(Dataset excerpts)
______

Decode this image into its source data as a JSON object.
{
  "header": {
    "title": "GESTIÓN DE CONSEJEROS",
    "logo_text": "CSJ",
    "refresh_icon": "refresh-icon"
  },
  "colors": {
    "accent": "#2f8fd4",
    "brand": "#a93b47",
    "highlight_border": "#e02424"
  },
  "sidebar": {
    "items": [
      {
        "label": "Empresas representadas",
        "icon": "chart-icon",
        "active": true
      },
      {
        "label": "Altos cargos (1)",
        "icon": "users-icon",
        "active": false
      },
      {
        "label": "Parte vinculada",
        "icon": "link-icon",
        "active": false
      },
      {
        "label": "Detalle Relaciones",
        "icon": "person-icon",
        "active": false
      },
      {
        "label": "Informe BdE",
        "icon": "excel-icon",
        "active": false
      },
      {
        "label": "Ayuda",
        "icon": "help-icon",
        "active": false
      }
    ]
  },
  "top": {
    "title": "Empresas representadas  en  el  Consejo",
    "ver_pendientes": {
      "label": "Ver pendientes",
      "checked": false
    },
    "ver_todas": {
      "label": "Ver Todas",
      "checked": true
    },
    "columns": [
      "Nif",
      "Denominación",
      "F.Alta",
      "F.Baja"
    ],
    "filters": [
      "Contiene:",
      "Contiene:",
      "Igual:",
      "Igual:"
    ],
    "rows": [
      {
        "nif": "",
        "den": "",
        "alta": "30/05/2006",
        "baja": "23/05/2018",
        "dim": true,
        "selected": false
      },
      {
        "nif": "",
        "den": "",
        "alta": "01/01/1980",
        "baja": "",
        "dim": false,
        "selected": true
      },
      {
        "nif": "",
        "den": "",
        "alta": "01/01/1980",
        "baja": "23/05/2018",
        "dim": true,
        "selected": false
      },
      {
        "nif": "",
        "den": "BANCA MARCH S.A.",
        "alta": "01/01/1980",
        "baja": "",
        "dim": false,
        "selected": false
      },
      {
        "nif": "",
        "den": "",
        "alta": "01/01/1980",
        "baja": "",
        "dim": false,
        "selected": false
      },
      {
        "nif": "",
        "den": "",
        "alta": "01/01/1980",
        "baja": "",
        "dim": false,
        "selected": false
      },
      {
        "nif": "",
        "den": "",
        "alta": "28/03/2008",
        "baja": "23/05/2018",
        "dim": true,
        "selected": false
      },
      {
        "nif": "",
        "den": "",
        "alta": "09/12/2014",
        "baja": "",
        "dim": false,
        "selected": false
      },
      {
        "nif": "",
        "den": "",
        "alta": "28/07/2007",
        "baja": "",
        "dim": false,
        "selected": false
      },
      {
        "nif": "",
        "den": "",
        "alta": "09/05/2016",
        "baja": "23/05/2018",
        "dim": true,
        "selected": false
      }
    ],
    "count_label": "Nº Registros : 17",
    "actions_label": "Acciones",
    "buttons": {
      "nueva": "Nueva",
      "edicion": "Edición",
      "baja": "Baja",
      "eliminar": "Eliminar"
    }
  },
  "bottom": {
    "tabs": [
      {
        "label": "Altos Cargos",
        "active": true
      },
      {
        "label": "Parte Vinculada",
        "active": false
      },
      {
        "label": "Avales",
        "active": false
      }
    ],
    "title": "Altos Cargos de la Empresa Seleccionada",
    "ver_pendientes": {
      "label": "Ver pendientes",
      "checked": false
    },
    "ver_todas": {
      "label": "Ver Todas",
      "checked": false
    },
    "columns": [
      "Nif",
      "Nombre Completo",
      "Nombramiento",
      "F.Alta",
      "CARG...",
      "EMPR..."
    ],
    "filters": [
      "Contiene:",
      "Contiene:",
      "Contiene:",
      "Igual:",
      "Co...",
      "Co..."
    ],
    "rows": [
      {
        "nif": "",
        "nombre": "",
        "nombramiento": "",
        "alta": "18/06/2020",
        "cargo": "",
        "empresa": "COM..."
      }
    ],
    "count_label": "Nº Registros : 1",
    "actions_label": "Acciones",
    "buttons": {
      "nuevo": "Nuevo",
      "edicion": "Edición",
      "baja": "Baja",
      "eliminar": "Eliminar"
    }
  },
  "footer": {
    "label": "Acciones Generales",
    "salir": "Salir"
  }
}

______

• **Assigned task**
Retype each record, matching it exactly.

• **Expected output**
Decode this image into its source data as a JSON object.
{
  "header": {
    "title": "GESTIÓN DE CONSEJEROS",
    "logo_text": "CSJ",
    "refresh_icon": "refresh-icon"
  },
  "colors": {
    "accent": "#2f8fd4",
    "brand": "#a93b47",
    "highlight_border": "#e02424"
  },
  "sidebar": {
    "items": [
      {
        "label": "Empresas representadas",
        "icon": "chart-icon",
        "active": true
      },
      {
        "label": "Altos cargos (1)",
        "icon": "users-icon",
        "active": false
      },
      {
        "label": "Parte vinculada",
        "icon": "link-icon",
        "active": false
      },
      {
        "label": "Detalle Relaciones",
        "icon": "person-icon",
        "active": false
      },
      {
        "label": "Informe BdE",
        "icon": "excel-icon",
        "active": false
      },
      {
        "label": "Ayuda",
        "icon": "help-icon",
        "active": false
      }
    ]
  },
  "top": {
    "title": "Empresas representadas  en  el  Consejo",
    "ver_pendientes": {
      "label": "Ver pendientes",
      "checked": false
    },
    "ver_todas": {
      "label": "Ver Todas",
      "checked": true
    },
    "columns": [
      "Nif",
      "Denominación",
      "F.Alta",
      "F.Baja"
    ],
    "filters": [
      "Contiene:",
      "Contiene:",
      "Igual:",
      "Igual:"
    ],
    "rows": [
      {
        "nif": "",
        "den": "",
        "alta": "30/05/2006",
        "baja": "23/05/2018",
        "dim": true,
        "selected": false
      },
      {
        "nif": "",
        "den": "",
        "alta": "01/01/1980",
        "baja": "",
        "dim": false,
        "selected": true
      },
      {
        "nif": "",
        "den": "",
        "alta": "01/01/1980",
        "baja": "23/05/2018",
        "dim": true,
        "selected": false
      },
      {
        "nif": "",
        "den": "BANCA MARCH S.A.",
        "alta": "01/01/1980",
        "baja": "",
        "dim": false,
        "selected": false
      },
      {
        "nif": "",
        "den": "",
        "alta": "01/01/1980",
        "baja": "",
        "dim": false,
        "selected": false
      },
      {
        "nif": "",
        "den": "",
        "alta": "01/01/1980",
        "baja": "",
        "dim": false,
        "selected": false
      },
      {
        "nif": "",
        "den": "",
        "alta": "28/03/2008",
        "baja": "23/05/2018",
        "dim": true,
        "selected": false
      },
      {
        "nif": "",
        "den": "",
        "alta": "09/12/2014",
        "baja": "",
        "dim": false,
        "selected": false
      },
      {
        "nif": "",
        "den": "",
        "alta": "28/07/2007",
        "baja": "",
        "dim": false,
        "selected": false
      },
      {
        "nif": "",
        "den": "",
        "alta": "09/05/2016",
        "baja": "23/05/2018",
        "dim": true,
        "selected": false
      }
    ],
    "count_label": "Nº Registros : 17",
    "actions_label": "Acciones",
    "buttons": {
      "nueva": "Nueva",
      "edicion": "Edición",
      "baja": "Baja",
      "eliminar": "Eliminar"
    }
  },
  "bottom": {
    "tabs": [
      {
        "label": "Altos Cargos",
        "active": true
      },
      {
        "label": "Parte Vinculada",
        "active": false
      },
      {
        "label": "Avales",
        "active": false
      }
    ],
    "title": "Altos Cargos de la Empresa Seleccionada",
    "ver_pendientes": {
      "label": "Ver pendientes",
      "checked": false
    },
    "ver_todas": {
      "label": "Ver Todas",
      "checked": false
    },
    "columns": [
      "Nif",
      "Nombre Completo",
      "Nombramiento",
      "F.Alta",
      "CARG...",
      "EMPR..."
    ],
    "filters": [
      "Contiene:",
      "Contiene:",
      "Contiene:",
      "Igual:",
      "Co...",
      "Co..."
    ],
    "rows": [
      {
        "nif": "",
        "nombre": "",
        "nombramiento": "",
        "alta": "18/06/2020",
        "cargo": "",
        "empresa": "COM..."
      }
    ],
    "count_label": "Nº Registros : 1",
    "actions_label": "Acciones",
    "buttons": {
      "nuevo": "Nuevo",
      "edicion": "Edición",
      "baja": "Baja",
      "eliminar": "Eliminar"
    }
  },
  "footer": {
    "label": "Acciones Generales",
    "salir": "Salir"
  }
}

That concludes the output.